“The president can decide on my departure from Al-Ahram but where will I go after this is only my decision … and my decision is to devote my time to writing books,” prominent Egyptian journalist Mohammed Hassanein Heikal had said after former president Anwar Sadat decided to dismiss him from his position at Al-Ahram newspaper in 1974, after 17 years of being its editor-in-chief.
This was a turning point in the life of Heikal that ended his career as the head of the most important Arabic newspaper at that time, which shaped the Arab public opinion. Afterwards, Heikal began writing his widely-read books, marking an important form of documentation of several political eras, not only in Egypt but in the Middle East.
Several factors and reasons contributed to his epithet among many Arabs as “journalist of the century”, including his closeness to decision makers, his extraordinary memory, and his age, which allowed him to live through numerous political eras and events.
A coincidence led Heikal into the house of Mohammed Nagib, the leader of the Free Officers’ Movement on 23 July 1952, when the movement seized power. Both men went to the army headquarters that night, where Heikal met the real leader of the movement, Gamal Abdel Nasser. The moment marked a commencement of the extraordinary relationship between the two men, that would determine the key features of Heikal’s long-spanning career.

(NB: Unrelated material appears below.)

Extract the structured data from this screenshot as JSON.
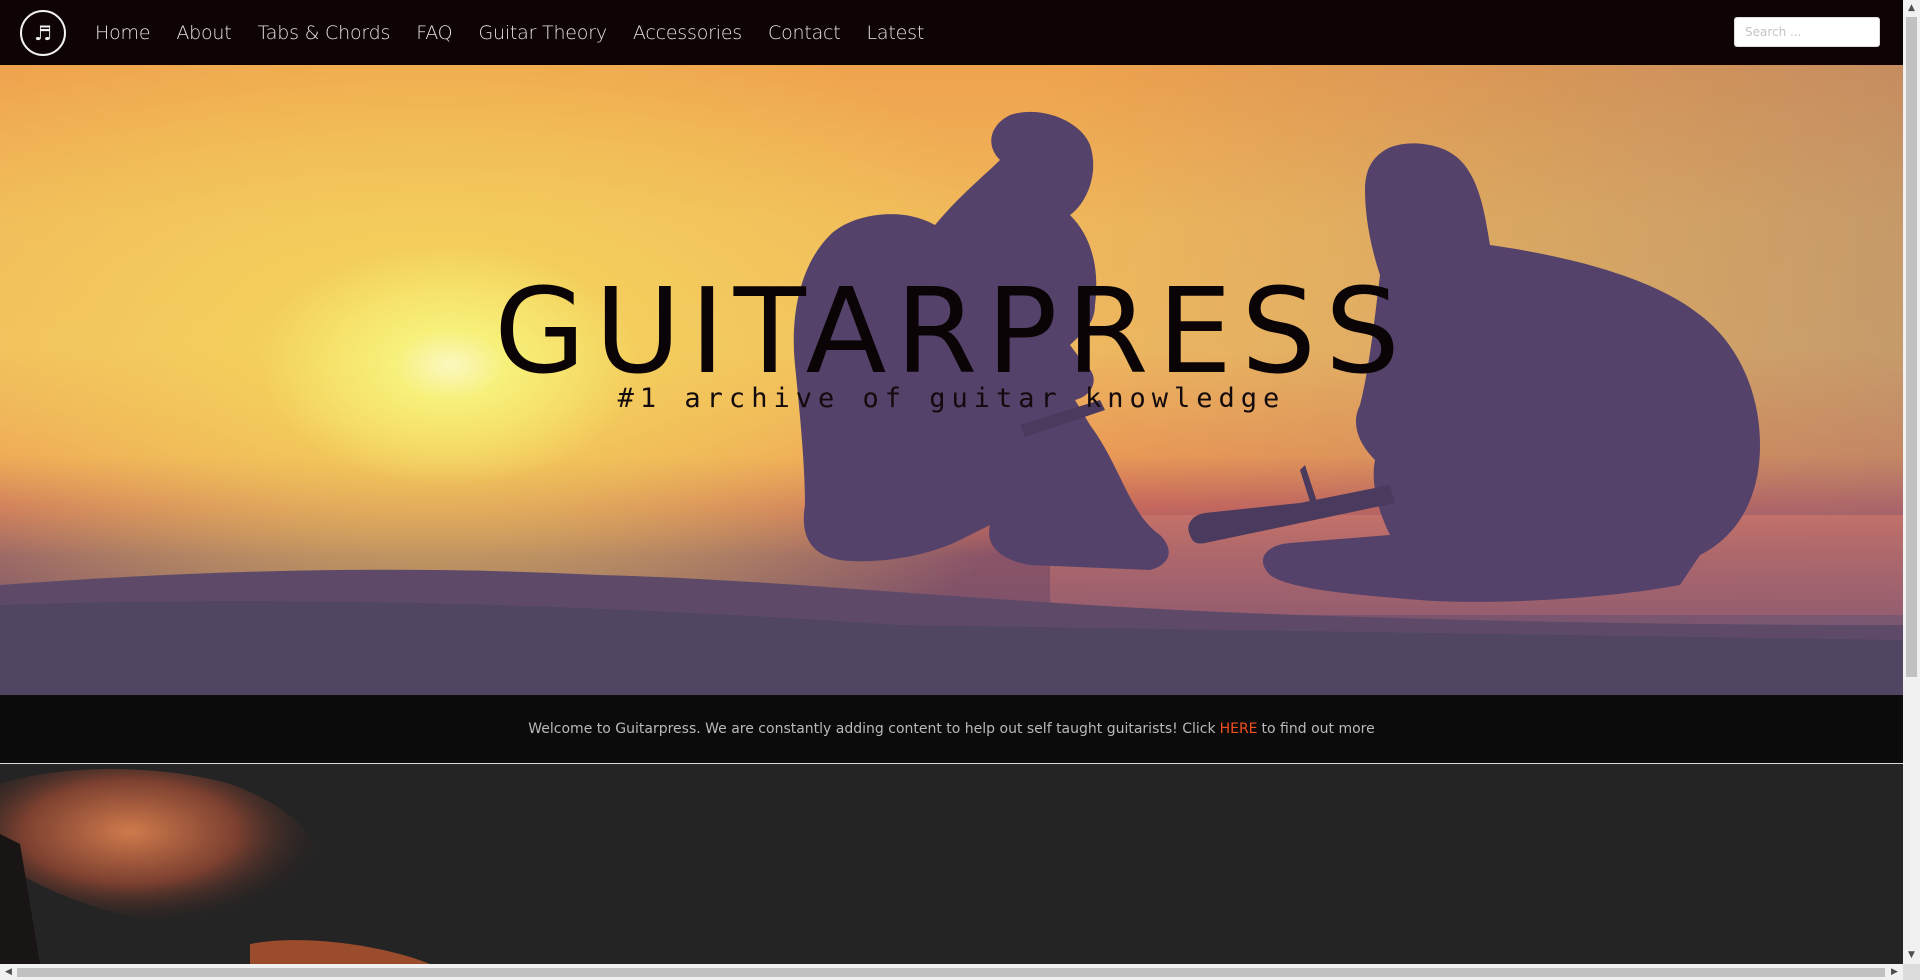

This relationship was also behind widespread accusations that Heikal purely wrote based on his firm Nasserist ideology, or that he used his relationship with Nasser to gain access to more information. “Absolute loyalty to one person is a trait only dogs display; but I am loyal to the idea represented by Nasser,” Heikal once said, describing his relationship with Nasser.
Both critics and admirers agree over his professional iconicism and his craft. Heikal was able to meet and interview some of the most important decision makers and public figures in the 20th century. Walking with Albert Einstein in Princeton, sitting with Al-Khumani in his exile in Paris, or riding a train with the former US president Eisenhower during his candidacy, Heikal built on the facts he obtained to create his unique worldview.
Heikal remained prominent and influential, even in his final years. His television programme “A Lifetime’s Experience” was controversial, featuring his own recollections of important incidents in Arab history and showing hundreds of original documents.
The journalist did not put down his pen after the 25 January Revolution in 2011, and wrote three books to document the Mubarak era.
Mostafa El-Fekki said in his eulogy that Heikal was an extraordinary journalist and the mentor of many generations. “Heikal is bigger than any words we can say today,” said prominent Egyptian writer Youssef Al-Qaeed.
The Egyptian presidency mourned Heikal and said Egypt has lost a witness of several important events of modern Egyptian history. “Through his books, he contributed to documenting many important points in the history of the Middle East,” the presidency stated.
Photos by Ahmed Hendawy and Mohamed Omar